Thursday, September 12, 2013

Founders of StemLife exit company

Corporate | SEPTEMBER 11, 2013 by Jose Barrock
StemLife logoSingapore listed Cordlife Group Ltd surfaced as a substantial shareholder in StemLife, buying 49.3 million shares or a 19.9% stake in the publicly traded Malaysian stem cell therapy and life- sciences company.
Interestingly enough the announcements to the local bourse indicates that the sellers are the founders off StemLife Sharon Low Su-Shing and Christina Lim Oi Wah.
According to the company’s latest annual report for FY2012 Low has 11.2% in StemLife, while Lim has 11.19% equity interest in the company.
It is not known how much Cordlife Group paid for the controlling block of StemLife, as the only detail offered was that the deal was done on September 3.
However the market seems to be positive on the entry of Cordlife. StemLife was up five sen to 37.5 sen at 3.50pm giving the company a market capitalisation of about RM92.8 million.
It is n not clear if Low the managing director and Lim the executive director will step down after selling out of the company.

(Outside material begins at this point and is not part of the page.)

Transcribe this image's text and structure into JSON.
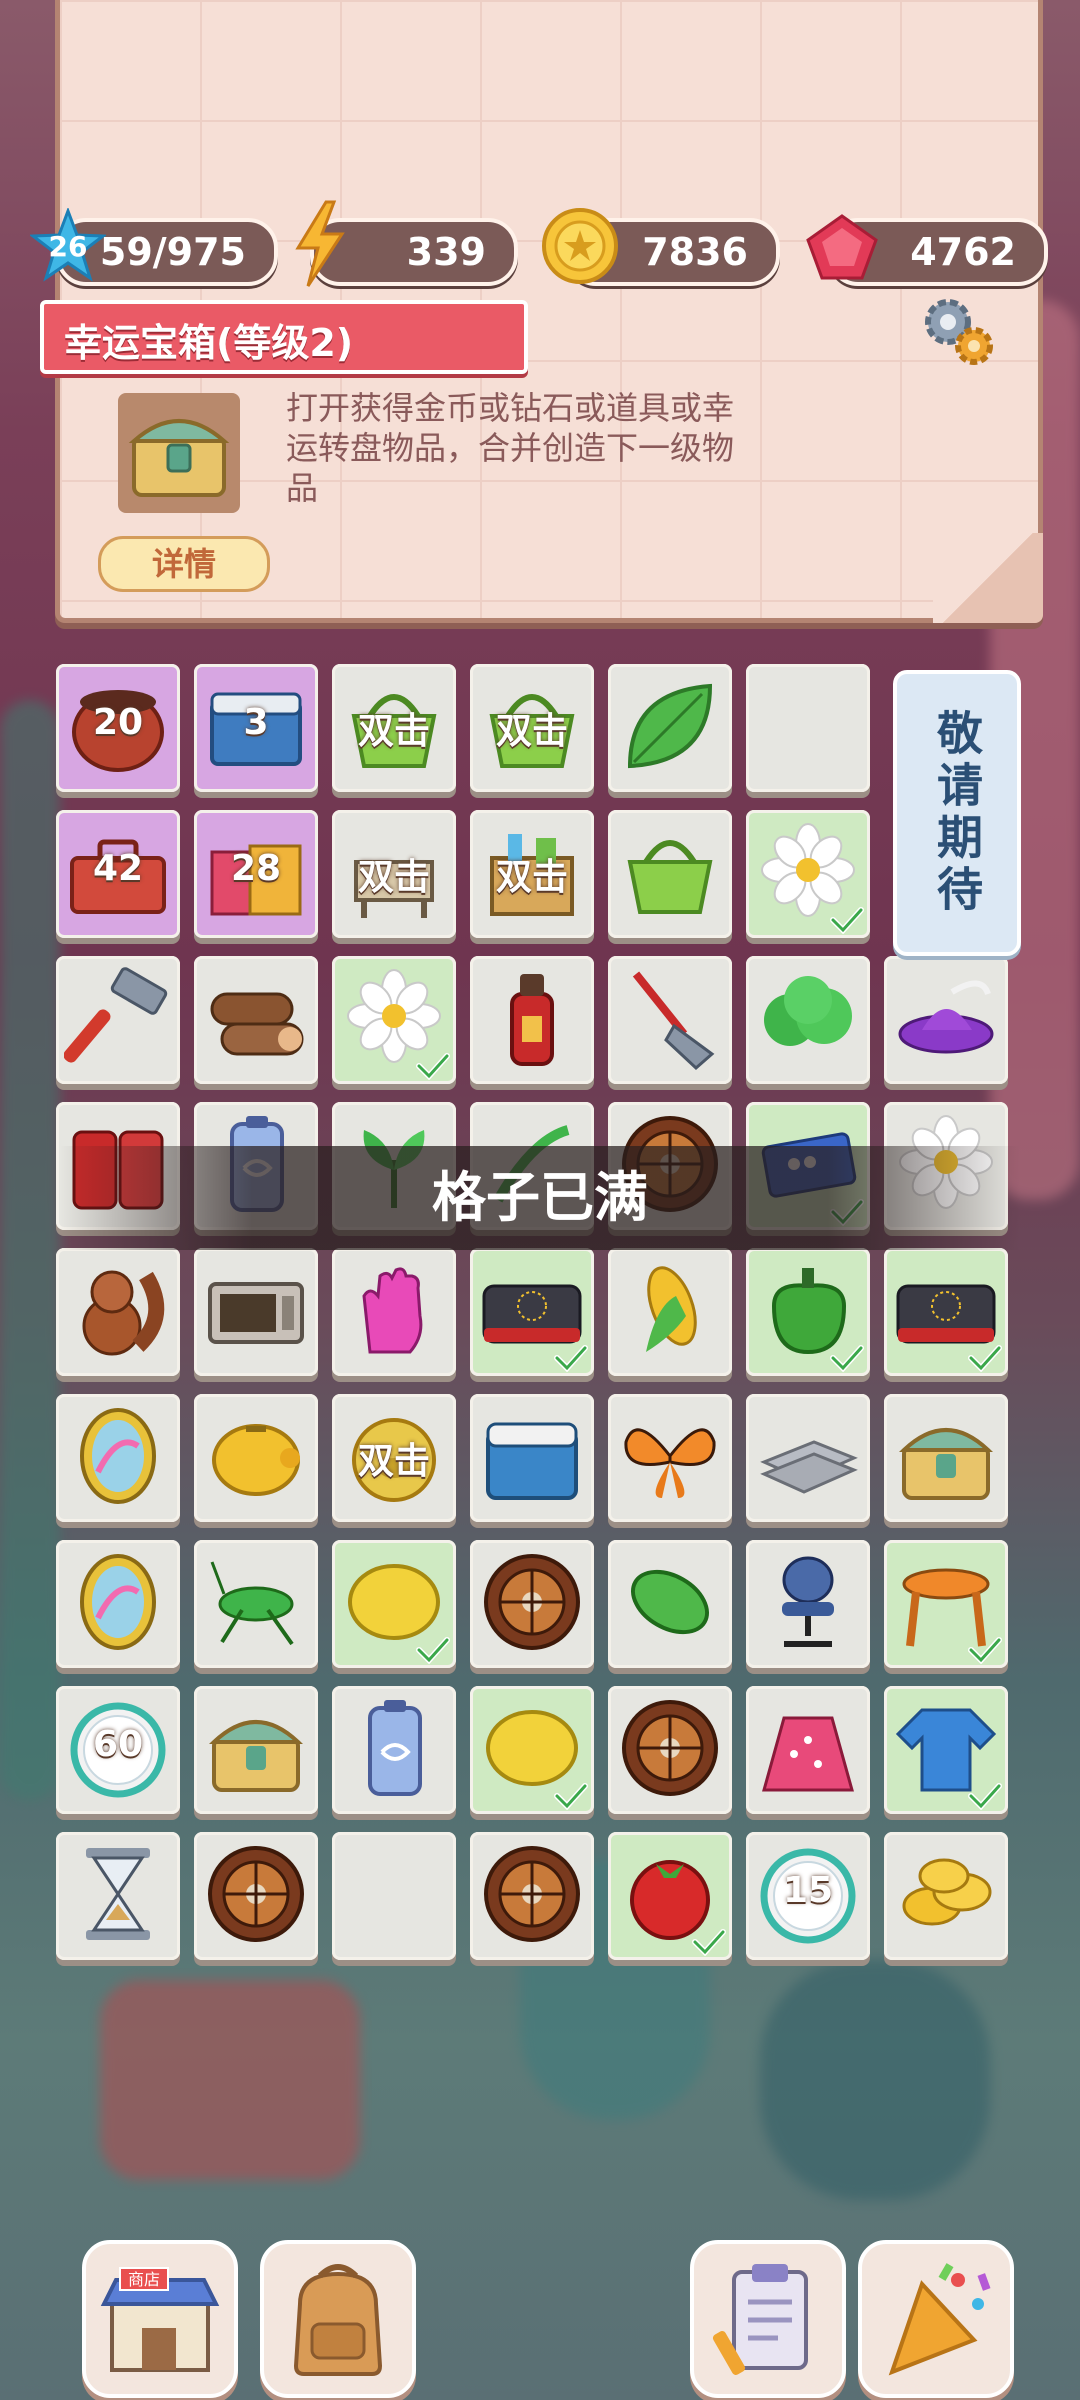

StemLife-Founders Christina Lim Oi Wah (left) and Sharon Low Su-Shing
Christina Lim Oi Wah (left) and Sharon Low Su-Shing

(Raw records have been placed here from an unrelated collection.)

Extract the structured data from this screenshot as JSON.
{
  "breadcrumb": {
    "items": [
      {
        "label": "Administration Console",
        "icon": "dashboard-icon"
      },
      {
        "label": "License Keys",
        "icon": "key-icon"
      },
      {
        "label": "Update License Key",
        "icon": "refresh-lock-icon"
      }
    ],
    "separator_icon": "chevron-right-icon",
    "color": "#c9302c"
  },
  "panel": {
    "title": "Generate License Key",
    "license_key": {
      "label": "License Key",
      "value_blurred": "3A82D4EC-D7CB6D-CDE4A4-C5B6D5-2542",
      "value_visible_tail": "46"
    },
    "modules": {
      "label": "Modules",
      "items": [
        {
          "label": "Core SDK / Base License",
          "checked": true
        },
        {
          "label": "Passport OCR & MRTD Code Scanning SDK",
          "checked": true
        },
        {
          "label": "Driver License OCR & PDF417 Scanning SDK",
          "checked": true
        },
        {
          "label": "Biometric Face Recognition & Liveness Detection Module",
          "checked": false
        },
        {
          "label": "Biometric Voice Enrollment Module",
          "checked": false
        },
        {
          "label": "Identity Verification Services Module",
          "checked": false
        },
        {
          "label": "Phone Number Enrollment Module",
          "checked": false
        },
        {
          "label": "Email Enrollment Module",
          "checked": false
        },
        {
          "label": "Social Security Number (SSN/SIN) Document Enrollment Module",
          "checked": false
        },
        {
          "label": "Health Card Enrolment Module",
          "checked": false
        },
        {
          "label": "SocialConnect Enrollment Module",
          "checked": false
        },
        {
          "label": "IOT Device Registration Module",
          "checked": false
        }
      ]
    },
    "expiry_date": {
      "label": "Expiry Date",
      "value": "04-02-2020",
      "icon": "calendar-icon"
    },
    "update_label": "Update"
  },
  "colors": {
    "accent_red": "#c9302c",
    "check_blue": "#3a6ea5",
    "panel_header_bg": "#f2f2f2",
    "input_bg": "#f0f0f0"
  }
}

Perhaps the writing was already on the wall. In end May this year Low took 12-month sabbatical leave, leaving Lim in charge of the company. This was quite a surprise as Low has been the face of the company since its floatation exercise in October 2006.
It is also noteworthy that StemLife has billionaire businessman Vincent Tan Chee Yioun as a 12.12% shareholder in the company. Other substantial shareholders include Capital Group International Inc with 8.9% and Emerging Markets Growth Fund controlling 5% equity interest in Stemlife.
For its six months ended June this year, StemLife posted a net profit of RM1.5 million from RM8.5 million in revenue. Earnings per share for the six months was 0.62 sen.
StemLife also has a 40% stake in ThaiStemLife Co Ltd.
Cordlife Group-logoAs for Cordlife Group, Bloomberg has the company focusing on cord blood banking services, including the collection, processing, testing preservation and storage of umbilical cord blood at birth.
A check on Cordlife’s annual report for FY2012 however reveals that as at mid-September last year, Cordlife Group Ltd’s largest shareholder was China Stem Cells (East) Co Ltd with 10.47%. Other substantial shareholders included City Challenge Global Ltd controlling with 9.4%, Coop International Ltd with 8.8% and Wells Spring Pte Ltd with 7.22%
For FY2012, Cordlife posted net profits of S$6.9 million from US$28.8 million in revenue.
Cordlife has a market capitalisation in excess of S$300 million.

Sunday, September 01, 2013

MNRB First and Final Dividend of 32% less tax

OTHERS Proposed First and Final Dividend

Proposed First and Final Dividend

We are pleased to announce that the Board of Directors of MNRB Holdings Berhad had agreed to recommend the payment of First and Final Dividend of 32% less 25% income tax for the financial year ended 31 March 2013 to be paid on a date to be announced later, subject to approval by shareholders at the forthcoming 40th Annual General Meeting of the Company
The above announcement was on 27 June 2013. But todate, no dividend has  been declared. Hopefully, it will do so later.